The Rawalpindi Bench of the Lahore High Court, on the 18th of August 2022, decided that the marriage between the 12-year-old Christian girl Zarvia Pervaiz and the 40-year-old Imran is valid. Imran is an already married Muslim man of approximately 40 years old. The judge, Justice Sadaqat Ali Khan, heard the case for a mere two minutes and then stated that Zarvia was 12 years old and married out of her free will. He refused to take into account any other evidence. Petitioners left the courtroom shortly after that. During previous court statements, Zarvia had stated that she converted to Islam and married by choice to Imran Shahzad. Based on that statement the police led Zarvia go with Imran. The parents of Zarvia state that their daughter was abducted, forcefully converted, and married to Imran.
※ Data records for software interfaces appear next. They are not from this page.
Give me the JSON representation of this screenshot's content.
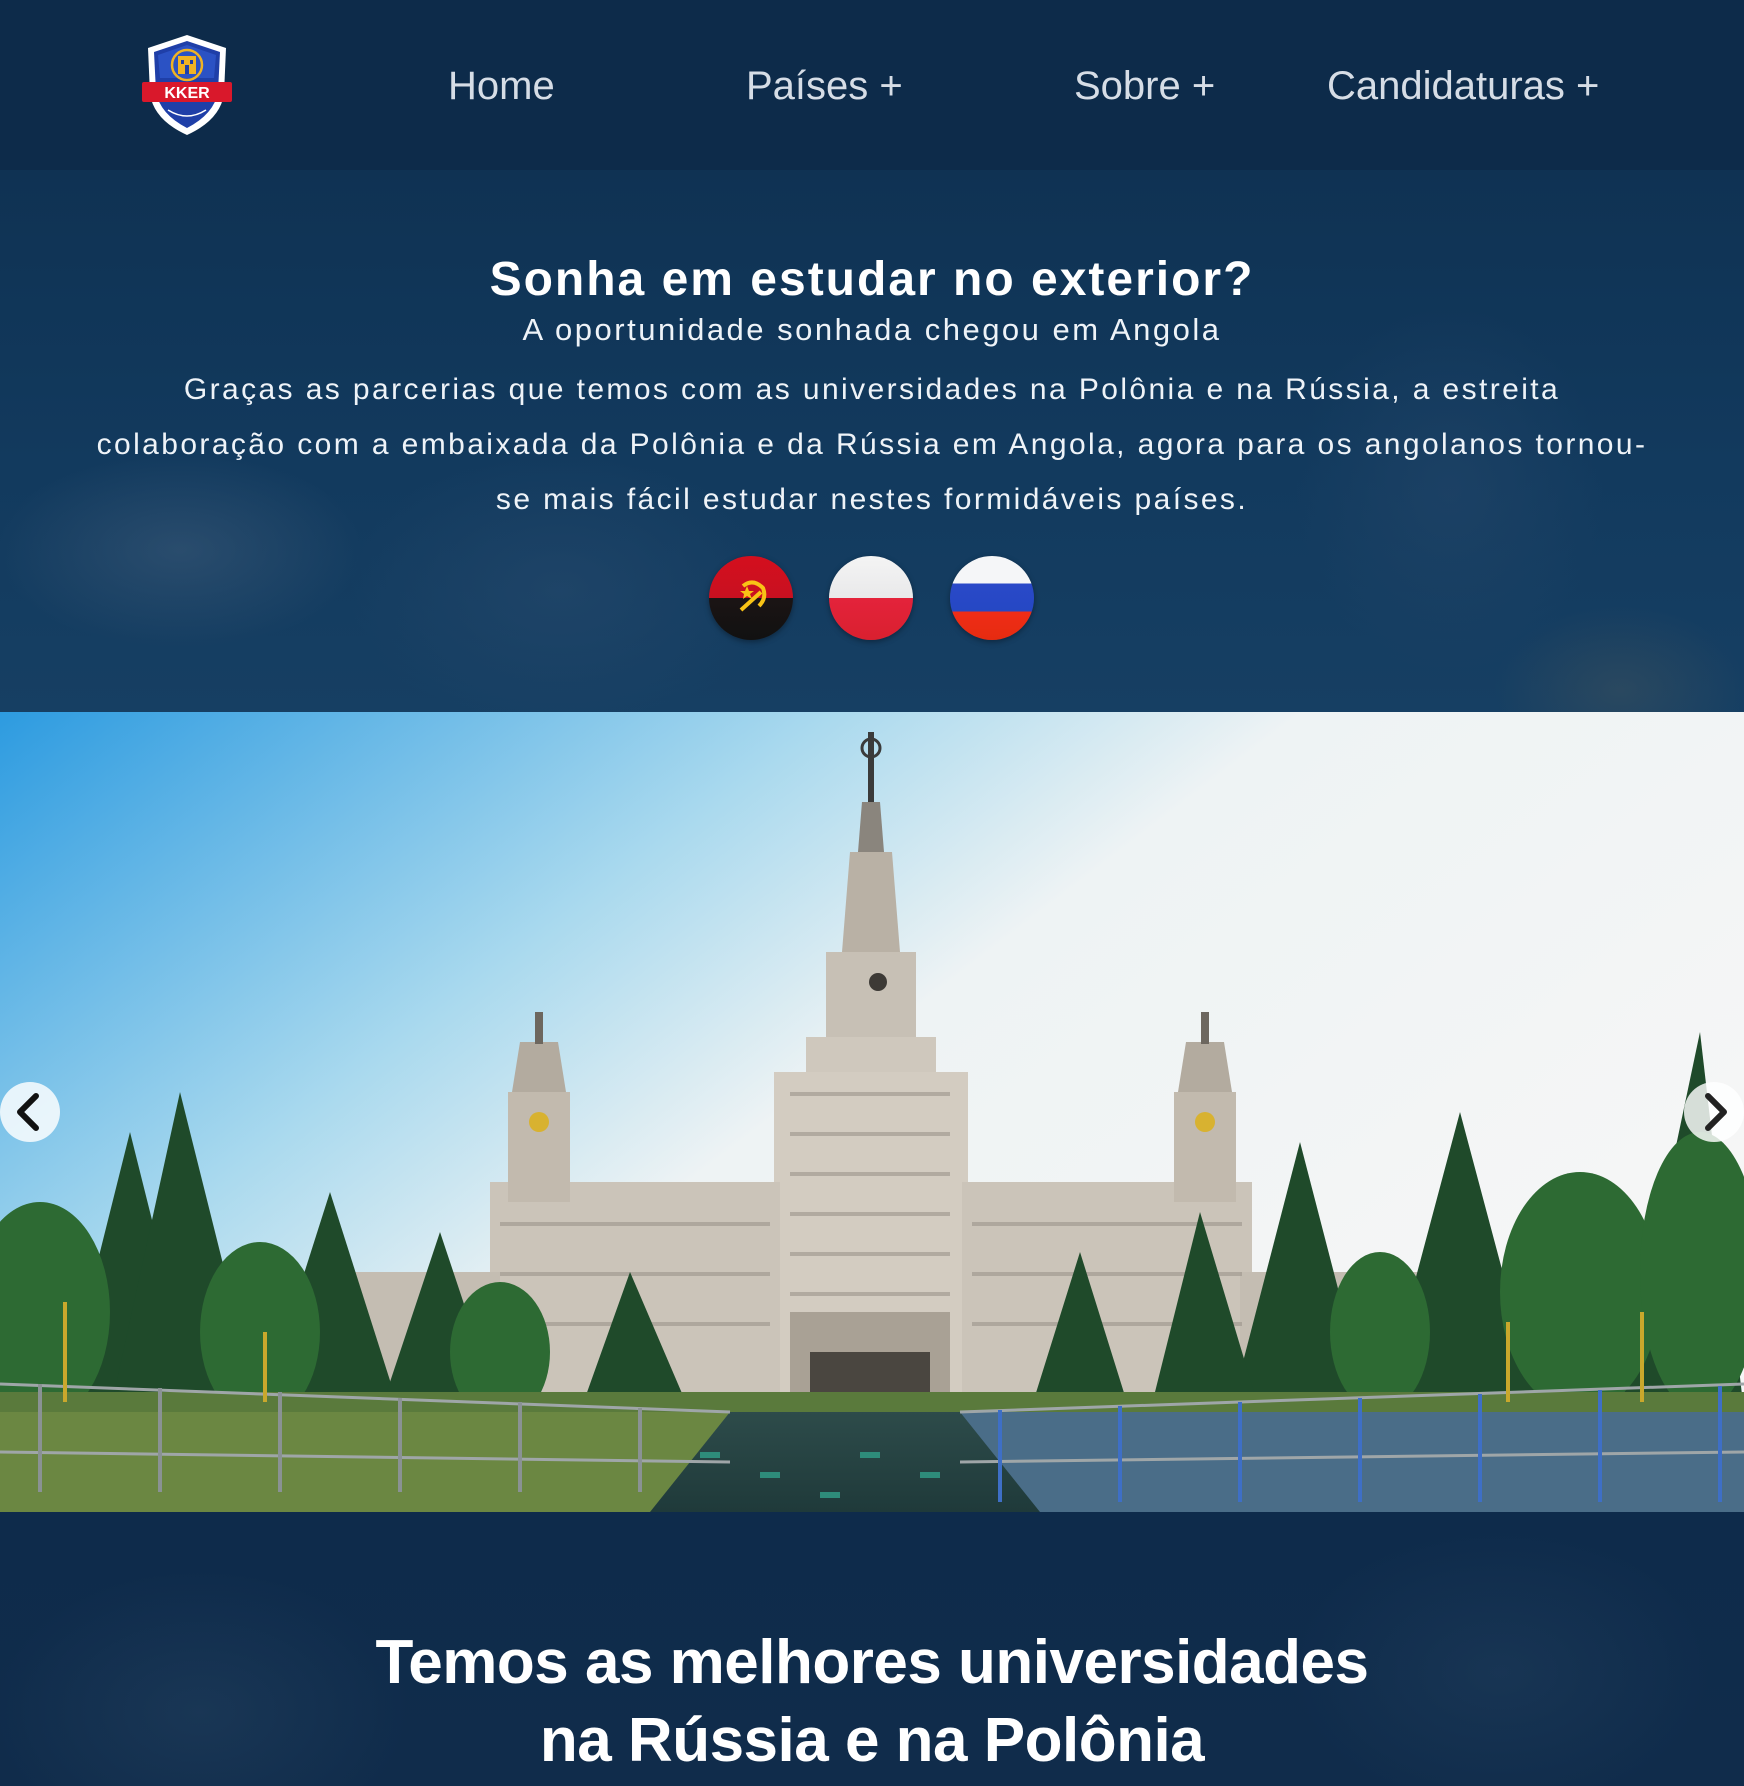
{
  "header": {
    "logo_text": "KKER",
    "nav": [
      {
        "label": "Home"
      },
      {
        "label": "Países +"
      },
      {
        "label": "Sobre +"
      },
      {
        "label": "Candidaturas +"
      }
    ]
  },
  "hero": {
    "title": "Sonha em estudar no exterior?",
    "subtitle": "A oportunidade sonhada chegou em Angola",
    "text": "Graças as parcerias que temos com as universidades na Polônia e na Rússia, a estreita colaboração com a embaixada da Polônia e da Rússia em Angola, agora para os angolanos tornou-se mais fácil estudar nestes formidáveis países.",
    "flags": [
      {
        "name": "angola-flag-icon"
      },
      {
        "name": "poland-flag-icon"
      },
      {
        "name": "russia-flag-icon"
      }
    ]
  },
  "carousel": {
    "prev_icon": "chevron-left-icon",
    "next_icon": "chevron-right-icon"
  },
  "section": {
    "heading_line1": "Temos as melhores universidades",
    "heading_line2": "na Rússia e na Polônia"
  },
  "colors": {
    "header_bg": "#0d2b4a",
    "hero_bg": "#123a5e",
    "nav_text": "#d6dde6",
    "text": "#ffffff"
  }
}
Previously, Zarvia had managed to make a phone call to her family and informed them that Imran threatened to kill her brothers if she would not state in court that her conversion and marriage was out of free will.
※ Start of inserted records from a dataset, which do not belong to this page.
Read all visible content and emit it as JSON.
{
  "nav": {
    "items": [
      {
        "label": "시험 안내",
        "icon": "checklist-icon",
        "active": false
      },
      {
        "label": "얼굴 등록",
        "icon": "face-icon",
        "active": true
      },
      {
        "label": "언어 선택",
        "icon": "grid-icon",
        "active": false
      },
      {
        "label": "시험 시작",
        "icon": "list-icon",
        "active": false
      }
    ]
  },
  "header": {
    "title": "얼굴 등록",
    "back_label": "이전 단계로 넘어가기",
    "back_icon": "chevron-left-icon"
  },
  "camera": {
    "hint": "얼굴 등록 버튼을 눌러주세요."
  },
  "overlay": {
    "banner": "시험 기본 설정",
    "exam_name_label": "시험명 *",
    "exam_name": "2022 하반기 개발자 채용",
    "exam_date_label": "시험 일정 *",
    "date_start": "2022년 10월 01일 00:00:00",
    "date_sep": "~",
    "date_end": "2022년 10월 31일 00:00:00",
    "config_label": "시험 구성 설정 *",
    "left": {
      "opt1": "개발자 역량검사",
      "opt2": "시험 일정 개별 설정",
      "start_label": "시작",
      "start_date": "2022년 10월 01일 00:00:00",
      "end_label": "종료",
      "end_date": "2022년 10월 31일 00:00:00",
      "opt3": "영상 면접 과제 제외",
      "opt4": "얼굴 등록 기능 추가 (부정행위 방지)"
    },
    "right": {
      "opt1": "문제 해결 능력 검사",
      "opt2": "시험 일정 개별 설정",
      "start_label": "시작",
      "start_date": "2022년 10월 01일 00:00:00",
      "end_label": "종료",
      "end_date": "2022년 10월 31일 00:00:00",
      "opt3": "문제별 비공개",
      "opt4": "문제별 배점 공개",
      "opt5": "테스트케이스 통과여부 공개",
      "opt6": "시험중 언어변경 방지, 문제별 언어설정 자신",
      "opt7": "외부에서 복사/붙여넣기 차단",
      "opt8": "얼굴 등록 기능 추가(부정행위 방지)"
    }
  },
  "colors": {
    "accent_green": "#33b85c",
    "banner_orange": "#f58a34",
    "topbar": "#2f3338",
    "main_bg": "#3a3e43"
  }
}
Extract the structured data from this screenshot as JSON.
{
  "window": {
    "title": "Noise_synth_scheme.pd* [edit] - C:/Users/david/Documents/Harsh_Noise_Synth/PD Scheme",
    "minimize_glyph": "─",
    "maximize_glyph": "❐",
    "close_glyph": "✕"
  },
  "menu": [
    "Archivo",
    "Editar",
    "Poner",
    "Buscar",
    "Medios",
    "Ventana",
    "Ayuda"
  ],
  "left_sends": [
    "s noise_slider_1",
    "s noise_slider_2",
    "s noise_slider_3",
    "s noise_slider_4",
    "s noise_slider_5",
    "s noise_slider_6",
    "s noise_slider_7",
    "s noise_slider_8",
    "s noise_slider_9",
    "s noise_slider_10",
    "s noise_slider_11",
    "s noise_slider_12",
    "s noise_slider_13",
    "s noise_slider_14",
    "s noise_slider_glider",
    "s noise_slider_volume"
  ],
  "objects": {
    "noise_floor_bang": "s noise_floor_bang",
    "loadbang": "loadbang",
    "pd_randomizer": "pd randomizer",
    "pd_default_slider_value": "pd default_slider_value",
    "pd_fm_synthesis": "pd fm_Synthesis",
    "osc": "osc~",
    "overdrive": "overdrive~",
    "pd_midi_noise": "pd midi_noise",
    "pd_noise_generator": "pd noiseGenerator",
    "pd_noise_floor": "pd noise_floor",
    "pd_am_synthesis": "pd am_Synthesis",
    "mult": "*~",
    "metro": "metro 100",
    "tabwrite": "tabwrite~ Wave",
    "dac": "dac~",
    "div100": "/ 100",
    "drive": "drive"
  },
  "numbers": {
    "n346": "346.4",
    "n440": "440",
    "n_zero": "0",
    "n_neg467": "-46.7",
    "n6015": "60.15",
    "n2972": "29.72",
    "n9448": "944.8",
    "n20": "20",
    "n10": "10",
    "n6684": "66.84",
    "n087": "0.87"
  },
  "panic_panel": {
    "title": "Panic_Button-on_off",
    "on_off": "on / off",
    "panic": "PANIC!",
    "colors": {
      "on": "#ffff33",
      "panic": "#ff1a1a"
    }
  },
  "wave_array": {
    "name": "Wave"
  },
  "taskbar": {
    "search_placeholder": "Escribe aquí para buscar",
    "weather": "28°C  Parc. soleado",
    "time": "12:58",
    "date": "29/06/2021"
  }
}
The Pakistani justice system ignored all laws against child marriage. It is likely that Imran and his wife are part of a sex trafficking ring for which they need young girls like Zarvia. We urge the government to reinvestigate the case.
Yasmeen Pervaiz, on the 13th of July 2022, filed a petition under 491 of Cr. PC. (Criminal Procedure Code) for the recovery of her daughter Zarvia Pervaiz from the illegal custody of Imran. Unfortunately, on the 18th of August 2022 Justice Sadaqat Ali Khan of the Rawalpindi Bench of the Lahore High Court dismissed the case filed by Zarvia’s parents stating that the girl is 12 years old and is married out of free will. He did not want to take into account any other provided evidence and petitioner had to leave the courtroom shortly after.
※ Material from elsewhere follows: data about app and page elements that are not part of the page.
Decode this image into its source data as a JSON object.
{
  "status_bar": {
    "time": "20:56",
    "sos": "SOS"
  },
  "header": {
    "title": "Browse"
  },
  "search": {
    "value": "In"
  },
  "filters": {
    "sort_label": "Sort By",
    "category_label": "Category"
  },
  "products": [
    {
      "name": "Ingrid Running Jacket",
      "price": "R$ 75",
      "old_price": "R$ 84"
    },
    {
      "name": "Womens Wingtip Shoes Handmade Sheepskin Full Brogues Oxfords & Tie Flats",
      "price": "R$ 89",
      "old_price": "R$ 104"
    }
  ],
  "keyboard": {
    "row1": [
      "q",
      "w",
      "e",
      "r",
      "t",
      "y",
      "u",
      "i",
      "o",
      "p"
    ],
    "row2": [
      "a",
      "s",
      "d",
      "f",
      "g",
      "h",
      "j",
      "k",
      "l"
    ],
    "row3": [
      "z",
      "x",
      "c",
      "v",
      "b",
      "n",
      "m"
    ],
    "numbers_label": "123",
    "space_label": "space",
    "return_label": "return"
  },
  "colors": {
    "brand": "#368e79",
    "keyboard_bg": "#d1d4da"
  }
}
Sherkan Malik, a human rights activist, confirmed that “state apparatuses tend to support those who commit crimes such as forced conversions, child marriages, and sexual violence because they believe they will receive a heavenly reward for helping convert someone to Islam, regardless of how intentional or coercive the conversion is.”
Nadia Stephen, a Christian activist with Voice for Justice, pointed out the failings of the judge, who validated the marriage despite Zarvia being a minor. The Rawalpindi court should have considered the ruling issued by the Islamabad High Court in February this year that “marriage of minors under the age of 18 is illegal, even if of their own free will.” The court order also violates the Child Marriage Law, which prohibits marriages to girls under the age of 16.
Human rights activists Ashiknaz Khokhar and Ilyas Samuel asked for a bill to amend the Child Marriage Restraint Act. It must be moved in the national and provincial legislative assemblies to ensure that the minimum marriageable age is set at 18 years for both boys and girls, and the marriage of minor children is declared null and void. As an interim measure, a hold should be placed on the validation of any marriages associated with faith conversions by the magistrates. It is necessary that verification or ascertaining of age, and freewill is required by senior civil judges in such cases.
The Chairperson of Voice for Justice, Joseph Jansen, said that forced marriages and the conversion of minors are harmful practices. Especially religious minorities are vulnerable since the conversion is used as a way to gain public support and to ensure the custody is moved away from the parents. Therefore, Pakistan’s federal and provincial governments must introduce comprehensive laws against forced conversions and child marriages in conformity with international human rights standards without any further delay.